◆ Task goal: Which lines run from the one containing "Decode this image" through the last line of the records? Copy them exactly, leaving pictures out.

◆ Data for the task:
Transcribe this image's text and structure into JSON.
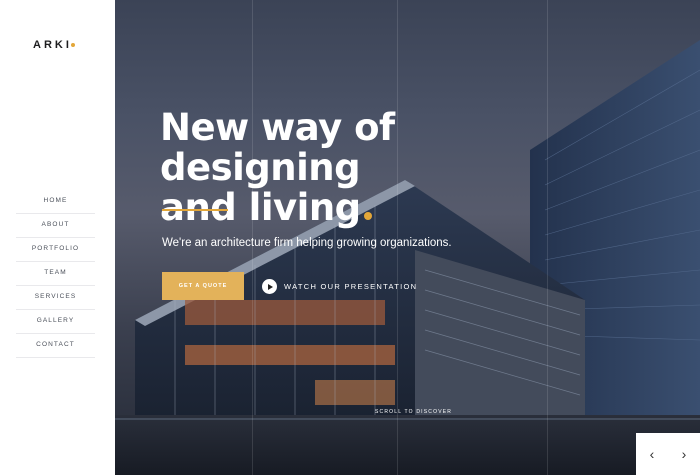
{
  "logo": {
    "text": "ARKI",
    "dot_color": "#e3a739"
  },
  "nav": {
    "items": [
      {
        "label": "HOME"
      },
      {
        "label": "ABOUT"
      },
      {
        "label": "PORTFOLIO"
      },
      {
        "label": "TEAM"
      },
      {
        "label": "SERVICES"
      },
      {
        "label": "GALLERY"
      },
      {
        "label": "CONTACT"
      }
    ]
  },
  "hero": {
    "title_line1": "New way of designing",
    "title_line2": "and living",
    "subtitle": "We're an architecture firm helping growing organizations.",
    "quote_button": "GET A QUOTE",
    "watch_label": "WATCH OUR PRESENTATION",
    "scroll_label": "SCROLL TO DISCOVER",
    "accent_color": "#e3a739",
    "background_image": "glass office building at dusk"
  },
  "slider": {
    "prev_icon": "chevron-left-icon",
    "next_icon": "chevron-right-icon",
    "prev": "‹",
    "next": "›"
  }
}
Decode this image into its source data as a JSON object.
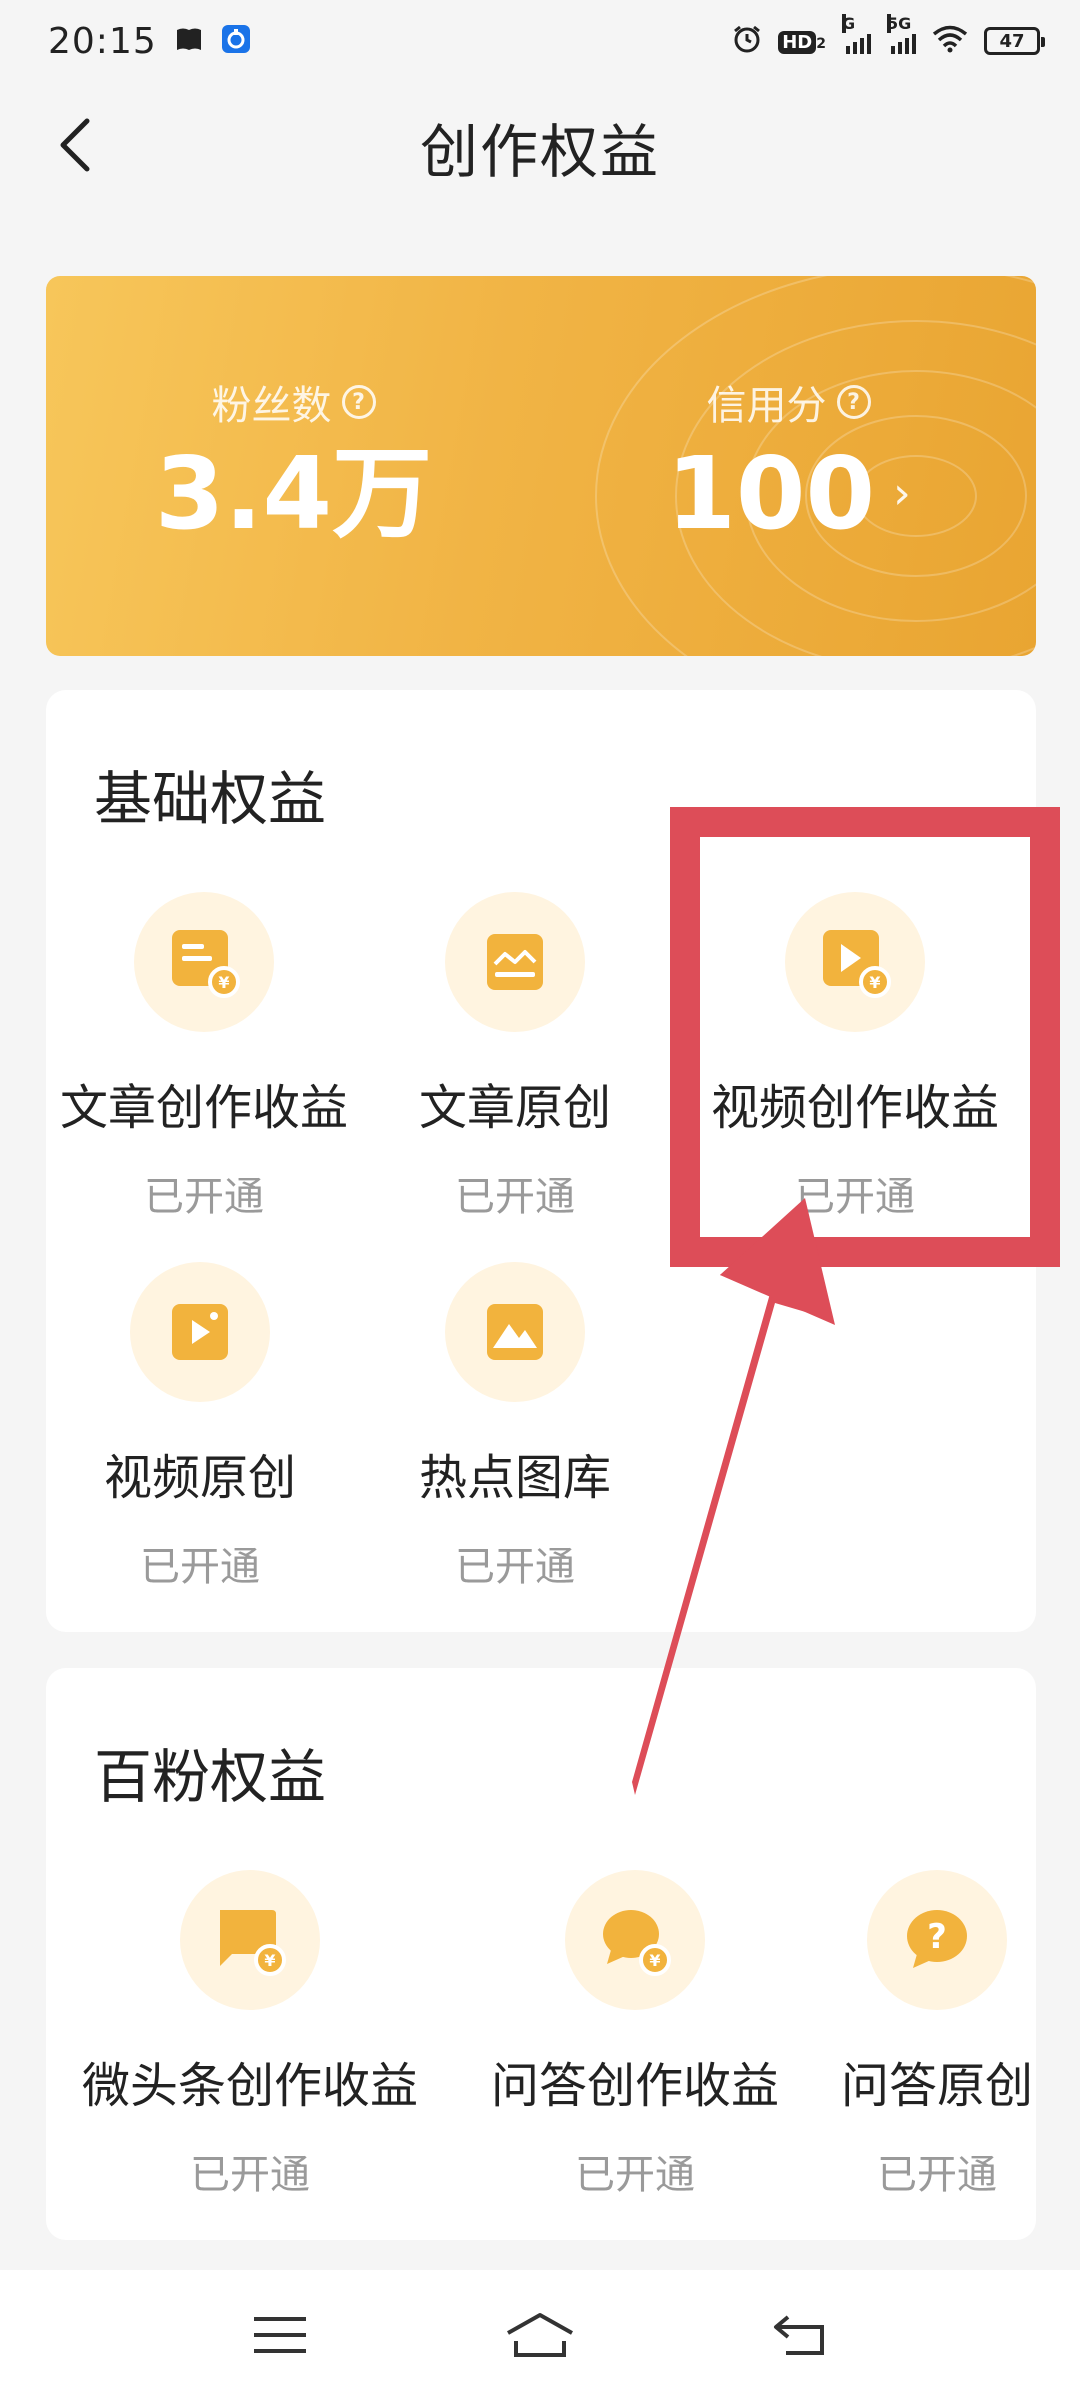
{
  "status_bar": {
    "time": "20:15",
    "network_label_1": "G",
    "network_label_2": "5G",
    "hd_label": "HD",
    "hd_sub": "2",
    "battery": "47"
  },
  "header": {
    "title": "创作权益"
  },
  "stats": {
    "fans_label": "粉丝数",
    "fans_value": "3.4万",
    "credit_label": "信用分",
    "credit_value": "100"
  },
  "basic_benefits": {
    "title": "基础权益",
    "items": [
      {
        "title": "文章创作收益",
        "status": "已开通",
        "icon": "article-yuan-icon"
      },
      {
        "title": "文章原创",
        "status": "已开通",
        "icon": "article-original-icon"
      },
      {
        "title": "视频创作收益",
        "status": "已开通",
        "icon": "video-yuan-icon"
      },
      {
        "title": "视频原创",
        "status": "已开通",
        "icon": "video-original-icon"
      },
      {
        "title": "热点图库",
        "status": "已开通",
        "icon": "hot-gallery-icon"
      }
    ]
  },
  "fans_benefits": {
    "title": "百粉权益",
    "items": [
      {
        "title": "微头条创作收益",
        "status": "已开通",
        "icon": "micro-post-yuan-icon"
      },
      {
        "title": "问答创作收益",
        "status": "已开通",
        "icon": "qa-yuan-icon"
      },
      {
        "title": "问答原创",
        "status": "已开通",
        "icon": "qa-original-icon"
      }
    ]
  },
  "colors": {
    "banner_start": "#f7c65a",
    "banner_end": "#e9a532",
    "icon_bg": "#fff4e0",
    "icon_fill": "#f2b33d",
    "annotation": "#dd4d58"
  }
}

◆ Result of the exercise:
Decode this image into its source data as a JSON object.
{
  "status_bar": {
    "time": "20:15",
    "network_label_1": "G",
    "network_label_2": "5G",
    "hd_label": "HD",
    "hd_sub": "2",
    "battery": "47"
  },
  "header": {
    "title": "创作权益"
  },
  "stats": {
    "fans_label": "粉丝数",
    "fans_value": "3.4万",
    "credit_label": "信用分",
    "credit_value": "100"
  },
  "basic_benefits": {
    "title": "基础权益",
    "items": [
      {
        "title": "文章创作收益",
        "status": "已开通",
        "icon": "article-yuan-icon"
      },
      {
        "title": "文章原创",
        "status": "已开通",
        "icon": "article-original-icon"
      },
      {
        "title": "视频创作收益",
        "status": "已开通",
        "icon": "video-yuan-icon"
      },
      {
        "title": "视频原创",
        "status": "已开通",
        "icon": "video-original-icon"
      },
      {
        "title": "热点图库",
        "status": "已开通",
        "icon": "hot-gallery-icon"
      }
    ]
  },
  "fans_benefits": {
    "title": "百粉权益",
    "items": [
      {
        "title": "微头条创作收益",
        "status": "已开通",
        "icon": "micro-post-yuan-icon"
      },
      {
        "title": "问答创作收益",
        "status": "已开通",
        "icon": "qa-yuan-icon"
      },
      {
        "title": "问答原创",
        "status": "已开通",
        "icon": "qa-original-icon"
      }
    ]
  },
  "colors": {
    "banner_start": "#f7c65a",
    "banner_end": "#e9a532",
    "icon_bg": "#fff4e0",
    "icon_fill": "#f2b33d",
    "annotation": "#dd4d58"
  }
}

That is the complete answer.